#### [ACTIVITY]
The answer must be every line from the entries below that includes "icon".

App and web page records

= Beginning of Section =

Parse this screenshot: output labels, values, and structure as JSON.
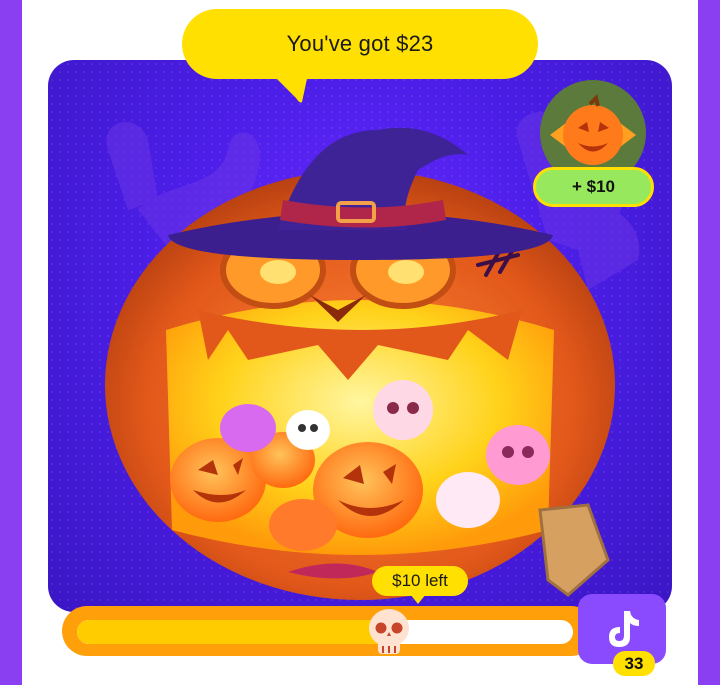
{
  "header": {
    "reward_message": "You've got $23"
  },
  "reward": {
    "badge_label": "+ $10",
    "icon": "jack-o-lantern-candy-icon"
  },
  "progress": {
    "remaining_label": "$10 left",
    "fraction": 0.63,
    "handle_icon": "skull-icon"
  },
  "app_button": {
    "icon": "tiktok-icon",
    "count": "33"
  },
  "colors": {
    "accent_yellow": "#ffe000",
    "progress_orange": "#ff9f0a",
    "scene_purple": "#4c1ee8",
    "badge_green": "#97e85c",
    "app_purple": "#8a4bff"
  }
}
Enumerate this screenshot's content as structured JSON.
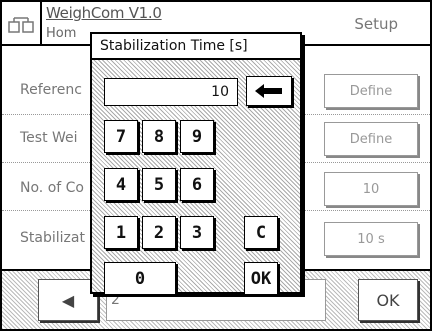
{
  "header": {
    "app_title": "WeighCom V1.0",
    "app_subtitle": "Hom",
    "section": "Setup"
  },
  "rows": [
    {
      "label": "Referenc",
      "value": "Define"
    },
    {
      "label": "Test Wei",
      "value": "Define"
    },
    {
      "label": "No. of Co",
      "value": "10"
    },
    {
      "label": "Stabilizat",
      "value": "10 s"
    }
  ],
  "bottom": {
    "left_icon": "left-arrow-icon",
    "middle_text": "2",
    "ok_label": "OK"
  },
  "dialog": {
    "title": "Stabilization Time [s]",
    "display_value": "10",
    "backspace_icon": "backspace-arrow-icon",
    "keys": {
      "k7": "7",
      "k8": "8",
      "k9": "9",
      "k4": "4",
      "k5": "5",
      "k6": "6",
      "k1": "1",
      "k2": "2",
      "k3": "3",
      "clear": "C",
      "k0": "0",
      "ok": "OK"
    }
  }
}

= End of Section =

#### [RESULT FOR THIS EXERCISE]
    "icon": "jack-o-lantern-candy-icon"
    "handle_icon": "skull-icon"
    "icon": "tiktok-icon",
    "left_icon": "left-arrow-icon",
    "backspace_icon": "backspace-arrow-icon",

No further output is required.